EXERCISE: Check every line of the material below for the string "small". State how many lines have it.

--*--

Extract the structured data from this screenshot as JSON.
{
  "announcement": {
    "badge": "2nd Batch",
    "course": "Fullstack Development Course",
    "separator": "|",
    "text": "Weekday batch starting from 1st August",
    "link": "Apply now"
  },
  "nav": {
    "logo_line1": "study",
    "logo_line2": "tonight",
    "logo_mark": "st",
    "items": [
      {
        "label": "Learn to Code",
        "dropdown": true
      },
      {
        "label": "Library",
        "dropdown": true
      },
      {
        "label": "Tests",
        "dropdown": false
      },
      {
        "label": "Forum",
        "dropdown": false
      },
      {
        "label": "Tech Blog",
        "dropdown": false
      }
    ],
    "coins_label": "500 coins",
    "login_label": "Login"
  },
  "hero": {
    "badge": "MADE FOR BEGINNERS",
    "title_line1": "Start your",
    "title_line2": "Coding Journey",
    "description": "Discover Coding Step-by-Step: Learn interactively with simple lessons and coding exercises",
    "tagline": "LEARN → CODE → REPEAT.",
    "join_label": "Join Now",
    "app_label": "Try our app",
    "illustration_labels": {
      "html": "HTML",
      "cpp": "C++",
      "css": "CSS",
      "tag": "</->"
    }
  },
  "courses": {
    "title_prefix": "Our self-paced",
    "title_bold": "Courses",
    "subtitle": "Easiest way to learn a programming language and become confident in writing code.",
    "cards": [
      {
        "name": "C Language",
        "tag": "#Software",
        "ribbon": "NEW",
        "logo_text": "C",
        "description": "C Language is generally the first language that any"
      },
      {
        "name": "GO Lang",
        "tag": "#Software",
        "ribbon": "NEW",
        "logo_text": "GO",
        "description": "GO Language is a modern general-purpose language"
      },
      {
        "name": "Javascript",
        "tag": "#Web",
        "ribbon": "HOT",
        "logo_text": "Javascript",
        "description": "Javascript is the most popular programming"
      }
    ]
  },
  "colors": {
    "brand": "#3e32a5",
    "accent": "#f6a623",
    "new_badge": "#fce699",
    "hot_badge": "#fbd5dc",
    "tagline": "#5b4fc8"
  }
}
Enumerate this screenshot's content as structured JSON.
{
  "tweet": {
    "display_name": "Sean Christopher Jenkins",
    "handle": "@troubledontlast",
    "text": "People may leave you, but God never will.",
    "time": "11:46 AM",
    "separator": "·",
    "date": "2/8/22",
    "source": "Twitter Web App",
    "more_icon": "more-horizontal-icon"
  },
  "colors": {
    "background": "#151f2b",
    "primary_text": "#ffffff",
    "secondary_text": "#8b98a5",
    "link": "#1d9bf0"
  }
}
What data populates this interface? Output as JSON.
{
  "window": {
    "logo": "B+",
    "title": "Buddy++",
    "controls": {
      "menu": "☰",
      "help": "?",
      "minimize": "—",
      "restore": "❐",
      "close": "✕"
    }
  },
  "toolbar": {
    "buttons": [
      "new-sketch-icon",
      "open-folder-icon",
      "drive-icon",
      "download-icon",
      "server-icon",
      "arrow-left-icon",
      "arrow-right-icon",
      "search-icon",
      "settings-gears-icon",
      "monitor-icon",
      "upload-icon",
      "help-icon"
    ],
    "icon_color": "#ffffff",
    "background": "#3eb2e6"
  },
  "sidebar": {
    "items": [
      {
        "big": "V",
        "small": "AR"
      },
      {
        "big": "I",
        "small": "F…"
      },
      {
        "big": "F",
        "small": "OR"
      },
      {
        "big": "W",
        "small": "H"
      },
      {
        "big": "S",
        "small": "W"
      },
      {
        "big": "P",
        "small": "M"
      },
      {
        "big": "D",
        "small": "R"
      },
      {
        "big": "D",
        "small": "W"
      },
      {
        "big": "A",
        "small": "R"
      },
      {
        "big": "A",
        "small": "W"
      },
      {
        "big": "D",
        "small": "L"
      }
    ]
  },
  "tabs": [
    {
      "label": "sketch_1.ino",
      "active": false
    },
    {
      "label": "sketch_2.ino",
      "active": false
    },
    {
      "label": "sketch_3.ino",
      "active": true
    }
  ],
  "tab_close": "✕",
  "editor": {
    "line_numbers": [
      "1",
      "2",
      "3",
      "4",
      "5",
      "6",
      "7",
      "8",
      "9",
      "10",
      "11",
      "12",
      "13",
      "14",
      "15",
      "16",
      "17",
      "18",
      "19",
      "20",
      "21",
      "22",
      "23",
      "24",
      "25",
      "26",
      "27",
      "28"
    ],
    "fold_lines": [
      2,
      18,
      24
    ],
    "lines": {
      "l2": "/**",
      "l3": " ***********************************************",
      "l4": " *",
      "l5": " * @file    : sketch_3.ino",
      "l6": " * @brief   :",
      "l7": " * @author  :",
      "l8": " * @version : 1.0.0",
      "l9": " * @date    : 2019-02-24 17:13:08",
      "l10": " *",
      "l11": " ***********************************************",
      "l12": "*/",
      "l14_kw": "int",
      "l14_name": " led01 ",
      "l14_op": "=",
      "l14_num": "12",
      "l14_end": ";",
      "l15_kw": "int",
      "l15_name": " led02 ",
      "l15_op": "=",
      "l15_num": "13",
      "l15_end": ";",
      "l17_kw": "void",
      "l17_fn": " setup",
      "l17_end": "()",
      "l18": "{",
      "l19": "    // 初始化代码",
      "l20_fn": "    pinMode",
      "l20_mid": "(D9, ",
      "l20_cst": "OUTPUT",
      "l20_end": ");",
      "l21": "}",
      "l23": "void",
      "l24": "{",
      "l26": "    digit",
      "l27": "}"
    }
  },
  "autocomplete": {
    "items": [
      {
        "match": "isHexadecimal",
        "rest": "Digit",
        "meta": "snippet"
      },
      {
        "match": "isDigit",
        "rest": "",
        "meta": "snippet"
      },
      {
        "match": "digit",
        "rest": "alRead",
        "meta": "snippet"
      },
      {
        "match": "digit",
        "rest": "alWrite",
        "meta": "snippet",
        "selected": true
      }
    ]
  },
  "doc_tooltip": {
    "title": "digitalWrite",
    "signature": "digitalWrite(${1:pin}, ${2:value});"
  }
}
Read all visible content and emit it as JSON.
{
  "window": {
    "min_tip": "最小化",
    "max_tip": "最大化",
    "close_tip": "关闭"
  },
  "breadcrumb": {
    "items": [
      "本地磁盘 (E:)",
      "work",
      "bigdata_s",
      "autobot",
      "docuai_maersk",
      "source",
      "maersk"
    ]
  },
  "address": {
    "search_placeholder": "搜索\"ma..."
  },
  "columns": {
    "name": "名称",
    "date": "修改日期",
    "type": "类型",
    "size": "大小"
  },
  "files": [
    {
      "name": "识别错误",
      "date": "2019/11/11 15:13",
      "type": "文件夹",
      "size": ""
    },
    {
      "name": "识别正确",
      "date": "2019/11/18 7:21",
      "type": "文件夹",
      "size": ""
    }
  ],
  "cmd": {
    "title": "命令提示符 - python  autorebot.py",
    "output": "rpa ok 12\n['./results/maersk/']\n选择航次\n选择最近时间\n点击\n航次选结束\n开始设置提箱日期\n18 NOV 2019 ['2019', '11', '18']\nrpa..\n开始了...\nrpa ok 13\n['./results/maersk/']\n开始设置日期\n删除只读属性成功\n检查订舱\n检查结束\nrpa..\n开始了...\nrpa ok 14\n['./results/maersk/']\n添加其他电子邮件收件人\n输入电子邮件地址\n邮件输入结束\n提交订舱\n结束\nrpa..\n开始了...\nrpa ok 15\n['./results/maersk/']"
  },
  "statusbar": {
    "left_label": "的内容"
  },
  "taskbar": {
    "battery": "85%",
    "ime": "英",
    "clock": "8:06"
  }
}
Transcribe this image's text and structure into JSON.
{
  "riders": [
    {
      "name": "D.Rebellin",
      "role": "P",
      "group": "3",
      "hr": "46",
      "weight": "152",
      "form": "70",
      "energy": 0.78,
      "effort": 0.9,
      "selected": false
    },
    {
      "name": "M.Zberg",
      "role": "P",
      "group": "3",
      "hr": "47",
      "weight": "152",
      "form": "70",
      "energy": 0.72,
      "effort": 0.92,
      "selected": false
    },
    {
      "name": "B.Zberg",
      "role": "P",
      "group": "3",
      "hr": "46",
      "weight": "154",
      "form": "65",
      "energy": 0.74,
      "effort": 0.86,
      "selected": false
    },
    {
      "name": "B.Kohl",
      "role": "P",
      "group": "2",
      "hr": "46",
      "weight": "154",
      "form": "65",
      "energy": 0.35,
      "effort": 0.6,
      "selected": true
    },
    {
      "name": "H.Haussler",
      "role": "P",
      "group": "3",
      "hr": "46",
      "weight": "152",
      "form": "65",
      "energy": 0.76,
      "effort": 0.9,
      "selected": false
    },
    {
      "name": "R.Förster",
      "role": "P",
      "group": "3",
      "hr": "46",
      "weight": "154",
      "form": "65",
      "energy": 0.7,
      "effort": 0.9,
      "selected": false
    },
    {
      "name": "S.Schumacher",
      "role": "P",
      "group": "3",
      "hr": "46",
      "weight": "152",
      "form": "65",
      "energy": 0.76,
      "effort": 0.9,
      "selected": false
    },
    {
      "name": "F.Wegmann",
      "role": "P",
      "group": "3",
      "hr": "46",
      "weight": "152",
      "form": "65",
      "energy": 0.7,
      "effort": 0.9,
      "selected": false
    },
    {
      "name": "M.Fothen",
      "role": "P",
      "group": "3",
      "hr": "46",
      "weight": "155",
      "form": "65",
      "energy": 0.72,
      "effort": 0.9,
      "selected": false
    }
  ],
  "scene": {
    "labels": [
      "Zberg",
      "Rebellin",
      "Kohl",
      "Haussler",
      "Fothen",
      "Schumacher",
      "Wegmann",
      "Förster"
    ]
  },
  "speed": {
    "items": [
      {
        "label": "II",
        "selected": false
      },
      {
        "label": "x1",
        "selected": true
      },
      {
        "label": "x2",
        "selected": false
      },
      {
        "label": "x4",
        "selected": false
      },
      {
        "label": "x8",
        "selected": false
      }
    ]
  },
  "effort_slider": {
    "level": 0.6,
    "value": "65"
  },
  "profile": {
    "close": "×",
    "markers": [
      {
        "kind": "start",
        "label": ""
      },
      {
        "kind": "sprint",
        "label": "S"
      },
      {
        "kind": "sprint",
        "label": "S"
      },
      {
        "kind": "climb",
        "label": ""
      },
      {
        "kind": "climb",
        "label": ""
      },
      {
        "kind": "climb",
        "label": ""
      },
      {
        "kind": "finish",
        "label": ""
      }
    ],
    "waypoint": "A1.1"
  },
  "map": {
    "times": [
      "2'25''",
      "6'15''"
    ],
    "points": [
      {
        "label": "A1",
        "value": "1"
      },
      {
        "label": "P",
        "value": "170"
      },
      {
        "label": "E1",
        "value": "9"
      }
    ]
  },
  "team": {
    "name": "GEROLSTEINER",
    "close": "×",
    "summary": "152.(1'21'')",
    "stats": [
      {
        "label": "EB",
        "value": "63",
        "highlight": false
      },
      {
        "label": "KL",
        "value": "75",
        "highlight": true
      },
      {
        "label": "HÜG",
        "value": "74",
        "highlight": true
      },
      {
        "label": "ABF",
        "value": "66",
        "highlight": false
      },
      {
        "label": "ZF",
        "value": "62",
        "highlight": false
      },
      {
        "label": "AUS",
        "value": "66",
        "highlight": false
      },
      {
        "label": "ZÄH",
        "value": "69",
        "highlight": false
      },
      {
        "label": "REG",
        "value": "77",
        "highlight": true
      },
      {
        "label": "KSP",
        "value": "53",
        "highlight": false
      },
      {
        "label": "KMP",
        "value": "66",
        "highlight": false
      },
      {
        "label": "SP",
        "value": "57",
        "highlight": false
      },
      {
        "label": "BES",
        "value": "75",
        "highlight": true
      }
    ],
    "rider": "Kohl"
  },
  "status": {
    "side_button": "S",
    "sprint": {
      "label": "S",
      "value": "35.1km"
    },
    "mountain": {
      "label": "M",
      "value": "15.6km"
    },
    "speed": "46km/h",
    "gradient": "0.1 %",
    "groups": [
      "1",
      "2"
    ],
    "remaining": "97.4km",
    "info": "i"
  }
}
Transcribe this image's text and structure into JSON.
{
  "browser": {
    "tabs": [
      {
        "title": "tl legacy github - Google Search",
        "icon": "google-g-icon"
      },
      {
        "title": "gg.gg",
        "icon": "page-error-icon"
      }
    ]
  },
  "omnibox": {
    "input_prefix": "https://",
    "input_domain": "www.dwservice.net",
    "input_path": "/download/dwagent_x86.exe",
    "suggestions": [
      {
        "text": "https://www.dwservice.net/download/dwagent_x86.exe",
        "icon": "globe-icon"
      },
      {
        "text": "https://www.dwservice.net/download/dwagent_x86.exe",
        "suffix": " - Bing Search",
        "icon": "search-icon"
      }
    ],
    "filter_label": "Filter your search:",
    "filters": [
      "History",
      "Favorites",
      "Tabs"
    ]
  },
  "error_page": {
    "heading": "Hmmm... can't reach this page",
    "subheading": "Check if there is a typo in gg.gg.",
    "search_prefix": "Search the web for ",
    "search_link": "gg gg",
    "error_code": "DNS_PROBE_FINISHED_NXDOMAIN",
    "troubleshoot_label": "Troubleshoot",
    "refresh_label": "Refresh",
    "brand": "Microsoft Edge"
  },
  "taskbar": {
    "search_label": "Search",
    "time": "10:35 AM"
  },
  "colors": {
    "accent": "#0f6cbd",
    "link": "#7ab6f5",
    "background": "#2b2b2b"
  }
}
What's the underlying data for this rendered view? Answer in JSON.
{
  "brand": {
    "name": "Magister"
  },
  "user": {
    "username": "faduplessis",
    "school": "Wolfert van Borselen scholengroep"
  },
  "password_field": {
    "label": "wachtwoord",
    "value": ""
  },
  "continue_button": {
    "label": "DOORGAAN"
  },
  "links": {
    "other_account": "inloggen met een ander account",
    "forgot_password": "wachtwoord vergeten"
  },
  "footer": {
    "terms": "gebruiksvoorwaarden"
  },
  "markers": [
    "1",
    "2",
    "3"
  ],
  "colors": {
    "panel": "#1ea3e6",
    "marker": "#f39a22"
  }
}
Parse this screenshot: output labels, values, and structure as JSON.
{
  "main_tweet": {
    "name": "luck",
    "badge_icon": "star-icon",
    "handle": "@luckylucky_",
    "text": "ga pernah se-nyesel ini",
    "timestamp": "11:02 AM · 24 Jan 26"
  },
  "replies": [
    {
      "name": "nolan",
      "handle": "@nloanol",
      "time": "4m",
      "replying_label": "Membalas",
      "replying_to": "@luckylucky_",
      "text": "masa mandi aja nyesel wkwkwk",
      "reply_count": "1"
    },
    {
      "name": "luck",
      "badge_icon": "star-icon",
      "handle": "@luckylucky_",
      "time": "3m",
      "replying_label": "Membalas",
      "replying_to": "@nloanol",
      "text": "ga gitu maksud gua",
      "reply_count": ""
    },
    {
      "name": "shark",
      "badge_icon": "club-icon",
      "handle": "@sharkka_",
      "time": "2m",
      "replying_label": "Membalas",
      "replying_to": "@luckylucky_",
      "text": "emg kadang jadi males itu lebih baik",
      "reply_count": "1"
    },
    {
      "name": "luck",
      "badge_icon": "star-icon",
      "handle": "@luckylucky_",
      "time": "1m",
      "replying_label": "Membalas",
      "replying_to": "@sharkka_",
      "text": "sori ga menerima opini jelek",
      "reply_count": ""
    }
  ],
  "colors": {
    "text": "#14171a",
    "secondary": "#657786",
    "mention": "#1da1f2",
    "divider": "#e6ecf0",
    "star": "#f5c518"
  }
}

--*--

SOLUTION: 11